Disney Channel is a cable television channel specializing in television programming for children through original series and movies as well as third party programming. It is marketed to mostly children; however, in recent years the diversity of viewers has increased with an older audience, typically teenagers and young families. Presently available on basic cable and satellite television, the network is part of Disney-ABC Cable Networks Group, a division of The Walt Disney Company. The network is based in Burbank, California, U.S.A, and also runs a website called Disney Channel began broadcasting in high-definition on March 19, 2008. A high definition feed of the network is also offered on some cable providers, as well as both satellite providers and telco IPTV providers in the ABC/Disney networks preferred format of 720p.

Programming Edit

Disney Channel mostly airs its original sitcoms geared toward teenagers and sometimes airs its original cartoons geared more towards upper-elementary and middle school age children. However, as of 2008 the only original cartoons it airs are The Replacements and Phineas and Ferb. Disney Channel also has a programming block that airs in the daytime geared toward pre-schoolers called Playhouse Disney. Despite these other programming, a great majority of the channel's time-slot is taken up by other teen sitcoms. Series produced by Walt Disney Television or production companies unrelated to the Walt Disney Company used to make up most of the schedule; nowadays, with the explosion of Disney Channel Original Series, fewer of these series have aired on the channel. As of January 2008, the only non-original productions airing on Disney (not including the Playhouse Disney lineup, movies, and short series Minuscule and Shaun the Sheep) are Life With Derek, The Little Mermaid and Recess. The Playhouse Disney block airs daily from 7:00 am until noon. During the summer line-up it ends at 10:00 AM and the regular Disney block begins. On summer weekends, Playhouse Disney ends at 11:00 AM and then Disney airs its summer lineup. As of February 2008, the only Walt Disney related programming is Mickey Mouse Clubhouse on Playhouse Disney.

In the 1980s and 1990s, Disney Channel aired special shows that featured old-time Disney cartoons (that were usually made in Walt Disney's time). The Disney Afternoon includes Disney's Bonkers (TV series), Disney's Marsupilami (The animated series), Disney's Raw Toonage, Disney's The Shnookums and Meat Funny Cartoon Show and others, They were mostly taken off the lineup in 2000.

After Totally Rockin' Summer Disney Channel returned to its basic schedule again on September 7, 2008. Phil of the Future ended its run on Disney Channel in the United States on September 8, 2008. It's now being aired on Disney XD. On December 14, 2008, it was announced that Disney Channel in the U.S. will bring back the animated block which has aired from 12 to 6am. Once it becomes official, the rechristened block will have such as Lilo & Stitch: The Series and Recess.

Much of Disney Channel's programming seems to appeal to teenage girls with shows like Hannah Montana.

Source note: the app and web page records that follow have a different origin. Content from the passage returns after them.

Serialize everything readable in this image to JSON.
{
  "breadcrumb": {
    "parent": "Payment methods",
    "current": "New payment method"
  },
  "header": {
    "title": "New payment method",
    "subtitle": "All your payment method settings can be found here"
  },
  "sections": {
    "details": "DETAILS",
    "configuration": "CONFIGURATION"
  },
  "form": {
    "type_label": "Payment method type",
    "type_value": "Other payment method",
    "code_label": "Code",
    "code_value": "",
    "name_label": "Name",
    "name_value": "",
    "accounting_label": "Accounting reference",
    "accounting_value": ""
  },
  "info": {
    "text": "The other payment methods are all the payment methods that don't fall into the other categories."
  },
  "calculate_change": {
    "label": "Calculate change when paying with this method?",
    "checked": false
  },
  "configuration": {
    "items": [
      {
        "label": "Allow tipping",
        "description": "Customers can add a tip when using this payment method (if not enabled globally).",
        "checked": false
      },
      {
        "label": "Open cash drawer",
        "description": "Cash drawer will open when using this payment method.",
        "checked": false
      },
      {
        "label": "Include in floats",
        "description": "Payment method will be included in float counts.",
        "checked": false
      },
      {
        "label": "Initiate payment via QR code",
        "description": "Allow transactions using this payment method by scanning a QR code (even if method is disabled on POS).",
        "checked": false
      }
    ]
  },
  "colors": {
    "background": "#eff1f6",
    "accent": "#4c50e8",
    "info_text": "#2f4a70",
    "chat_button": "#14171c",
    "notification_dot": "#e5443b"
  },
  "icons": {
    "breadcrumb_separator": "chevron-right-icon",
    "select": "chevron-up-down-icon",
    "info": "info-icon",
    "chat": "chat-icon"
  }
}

Disney Channel is released programming more appealing to teenage boys with Aaron Stone and other such Disney XD shows in 2009. New programs are expected to premiere on Disney Channel in 2010.

Disney Channel's live-action series usually have no more than six contract cast members, and have between 6 to 8 credited staff writers (fewer than the typical 8 to 11). Its multi-camera sitcoms, which use the classic studio audience/laugh track format, are shot on videotape (note that these shows have Video Control Operators, Video Tape Operators and Technical Directors listed in the closing credits) and use some type of simulated film look: former series That's So Raven, Cory in the House and The Suite Life of Zack & Cody, and current series Hannah Montana use the FilmLook image processing (Wizards of Waverly Place does not use this due to FilmLook's incompatibility with the visual effects used in the show); while Sonny with a Chance and The Suite Life on Deck use a 'filmized' appearance, but are shot on videotape, that will become standard on other Disney Channel multi-camera sitcoms as they transition to high definition.

Logos Edit